Going to space, building a bridge, being a gamechanger, all starts with drafting a mission. Whether you are a startup wanting to “Be the leader in tech CRM”, or you’re designing the next game-changer. You will need to set the dot on the horizon you are working towards. To make sure the end goal remains clear, it is vital to draft more than just the mission statement. You will need some more help to keep you on your path towards success. This is how to stay on track right from the start.
This is part of the Innovation engineering blog series.
The big picture
Creating a big picture is deceptively challenging. Only the select few start off with a very clear mission, and more than likely you’ll have to spend real time perfecting it. Let’s look at a few mission statements
Tesla’s mission is to accelerate the world’s transition to sustainable energy.

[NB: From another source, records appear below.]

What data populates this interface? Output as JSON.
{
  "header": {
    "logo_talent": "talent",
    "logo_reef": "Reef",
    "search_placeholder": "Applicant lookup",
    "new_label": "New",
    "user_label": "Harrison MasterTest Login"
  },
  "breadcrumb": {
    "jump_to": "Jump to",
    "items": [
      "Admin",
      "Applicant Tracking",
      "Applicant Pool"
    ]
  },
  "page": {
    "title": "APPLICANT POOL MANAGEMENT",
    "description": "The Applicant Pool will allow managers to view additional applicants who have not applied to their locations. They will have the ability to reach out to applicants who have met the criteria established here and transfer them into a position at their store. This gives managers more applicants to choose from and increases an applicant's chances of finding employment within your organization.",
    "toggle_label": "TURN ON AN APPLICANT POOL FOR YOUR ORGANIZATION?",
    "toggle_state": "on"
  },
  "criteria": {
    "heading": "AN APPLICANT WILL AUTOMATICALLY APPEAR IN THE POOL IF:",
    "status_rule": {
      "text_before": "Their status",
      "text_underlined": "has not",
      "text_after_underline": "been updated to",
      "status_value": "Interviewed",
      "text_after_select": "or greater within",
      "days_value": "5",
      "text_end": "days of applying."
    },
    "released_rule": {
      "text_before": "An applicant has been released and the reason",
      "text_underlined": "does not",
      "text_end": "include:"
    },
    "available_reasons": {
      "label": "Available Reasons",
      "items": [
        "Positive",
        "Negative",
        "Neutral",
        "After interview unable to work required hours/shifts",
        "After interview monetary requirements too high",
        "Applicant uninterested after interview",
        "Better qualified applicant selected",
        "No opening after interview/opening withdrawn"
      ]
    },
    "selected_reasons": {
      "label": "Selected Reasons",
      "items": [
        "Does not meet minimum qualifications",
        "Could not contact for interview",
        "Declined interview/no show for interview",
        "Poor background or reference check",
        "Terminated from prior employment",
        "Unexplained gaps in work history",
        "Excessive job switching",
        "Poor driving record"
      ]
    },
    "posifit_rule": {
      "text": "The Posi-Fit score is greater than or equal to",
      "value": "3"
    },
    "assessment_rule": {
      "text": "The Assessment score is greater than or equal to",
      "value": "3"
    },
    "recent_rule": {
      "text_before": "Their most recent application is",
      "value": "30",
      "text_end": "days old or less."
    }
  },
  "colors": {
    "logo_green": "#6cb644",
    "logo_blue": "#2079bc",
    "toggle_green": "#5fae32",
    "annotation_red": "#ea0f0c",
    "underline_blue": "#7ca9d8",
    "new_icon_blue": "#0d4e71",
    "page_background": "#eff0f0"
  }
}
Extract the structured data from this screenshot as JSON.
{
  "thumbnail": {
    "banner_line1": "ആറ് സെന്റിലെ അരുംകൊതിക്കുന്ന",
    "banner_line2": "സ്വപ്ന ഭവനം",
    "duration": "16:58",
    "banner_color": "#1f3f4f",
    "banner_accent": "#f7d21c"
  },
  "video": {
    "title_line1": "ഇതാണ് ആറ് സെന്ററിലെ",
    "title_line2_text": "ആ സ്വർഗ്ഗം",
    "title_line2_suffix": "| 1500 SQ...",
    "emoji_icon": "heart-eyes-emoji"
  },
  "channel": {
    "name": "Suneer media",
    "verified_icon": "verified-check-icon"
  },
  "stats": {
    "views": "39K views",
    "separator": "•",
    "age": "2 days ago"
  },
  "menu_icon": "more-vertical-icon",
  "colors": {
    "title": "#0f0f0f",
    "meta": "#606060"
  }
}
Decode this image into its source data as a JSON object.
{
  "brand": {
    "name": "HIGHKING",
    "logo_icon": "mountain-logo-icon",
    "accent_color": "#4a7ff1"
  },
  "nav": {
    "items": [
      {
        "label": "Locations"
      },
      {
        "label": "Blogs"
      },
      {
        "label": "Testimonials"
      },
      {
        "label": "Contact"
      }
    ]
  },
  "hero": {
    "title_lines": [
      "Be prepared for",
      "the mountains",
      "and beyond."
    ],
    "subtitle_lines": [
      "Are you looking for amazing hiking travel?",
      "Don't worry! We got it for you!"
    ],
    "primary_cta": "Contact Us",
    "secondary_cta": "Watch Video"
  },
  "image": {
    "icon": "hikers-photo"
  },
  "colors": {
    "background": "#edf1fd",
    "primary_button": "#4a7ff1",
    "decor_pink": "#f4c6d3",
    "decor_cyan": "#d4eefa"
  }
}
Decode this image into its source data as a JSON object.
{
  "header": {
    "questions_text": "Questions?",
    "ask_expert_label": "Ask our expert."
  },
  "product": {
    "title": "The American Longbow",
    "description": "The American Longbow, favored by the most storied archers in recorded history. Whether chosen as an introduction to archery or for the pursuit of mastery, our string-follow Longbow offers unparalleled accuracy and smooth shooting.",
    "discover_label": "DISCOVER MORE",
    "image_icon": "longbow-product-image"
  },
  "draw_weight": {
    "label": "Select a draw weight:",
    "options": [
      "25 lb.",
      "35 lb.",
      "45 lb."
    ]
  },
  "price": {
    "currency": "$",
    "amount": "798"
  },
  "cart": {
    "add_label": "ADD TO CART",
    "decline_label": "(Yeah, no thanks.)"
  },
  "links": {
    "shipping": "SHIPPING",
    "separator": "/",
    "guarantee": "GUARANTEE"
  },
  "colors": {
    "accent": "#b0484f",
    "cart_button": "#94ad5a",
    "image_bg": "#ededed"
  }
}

This statement contains a target group (the world), and a subject (sustainable energy).
To organize the world’s information and make it universally accessible and useful.
Google’s mission statement contains the same parts. Target group “the world”, and subject “make information universally accessible and useful”.
What both these companies have successfully done is take the complete spectrum of all possibilities, and narrow them down far enough that the statement gives direction, but doesn’t limit the potential.
Excluding divine inspiration from your personal muse, creating your own mission statement will involve work. Figuring out your target group, creating a persona, setting a goal for your innovation, and then combining all those into a viable mission and/or vision.
Check out the resources at the bottom of the post to get started.
Requirements and function tree
To keep yourself firmly going in the right direction, you can create requirements and a function tree very early on in your journey. The requirements will likely be supplemented at different stages in your project, but getting started on them as early as possible is a very good idea.
The function tree and requirements go hand in hand. To draft your functions, you should always ask yourself the question “What should my product do?”. The functional description should be something that the user will experience. If we use a water bottle as an example, “contain water” and “be reusable” are functional requirements. The same rules apply to non-physical products: “guide the user through the online application process” or “Help customers create a strategy for innovation management” are functions.
Functional requirements make your functions measurable. , “Contain x amount of water” and “be reusable for x years” are functional requirements. For non-physical products, “guide the user through the application process in under 2 minutes” is a functional requirement.
Your product will also have non-functional requirements, and boundary conditions. Non-functional requirements can be anything from layout, or house style, to weight, material usage, or code language. Boundary conditions are things that your product will have to function within, these could include weight or volume restrictions, time restrictions, or bandwidth restrictions.
With all of the above information, you are ready to start creating your mission statement. This is not an exact science, and taking your time will go a long way. Focus on creating a mission that reflects your core values, or main goal. This is the creative part of the mission statement, and don’t try to focus on drafting just 1 statement.
Testing various statements is a powerful way of drafting a concise, strong message. 5-second test allows you to have a large group of people see something for 5 seconds, and provide their feedback. This allows very quick testing of different mission statements and getting feedback on the perceived meaning.
With this info, you should be able to create a mission, function tree, and requirements that will allow you to optimize the development of your innovation. Stay tuned for the next step: creativity.
If you would like my help with your development process, please contact me through greatscott.nl or reach out in the comments below.
This method is just asking 6 simple questions: “What? Who? Where? When? Why? How?”. These questions, when used effectively, will give you a detailed look into your own idea, target group, and challenges.
A persona can give you valuable insights into your target group. A key aspect in this is to be very specific in the areas that you are interested in and be very careful to not include any criteria that are not relevant to you. For instance, if you are designing an online tool, location is usually irrelevant. But age, gender, and interests, might be.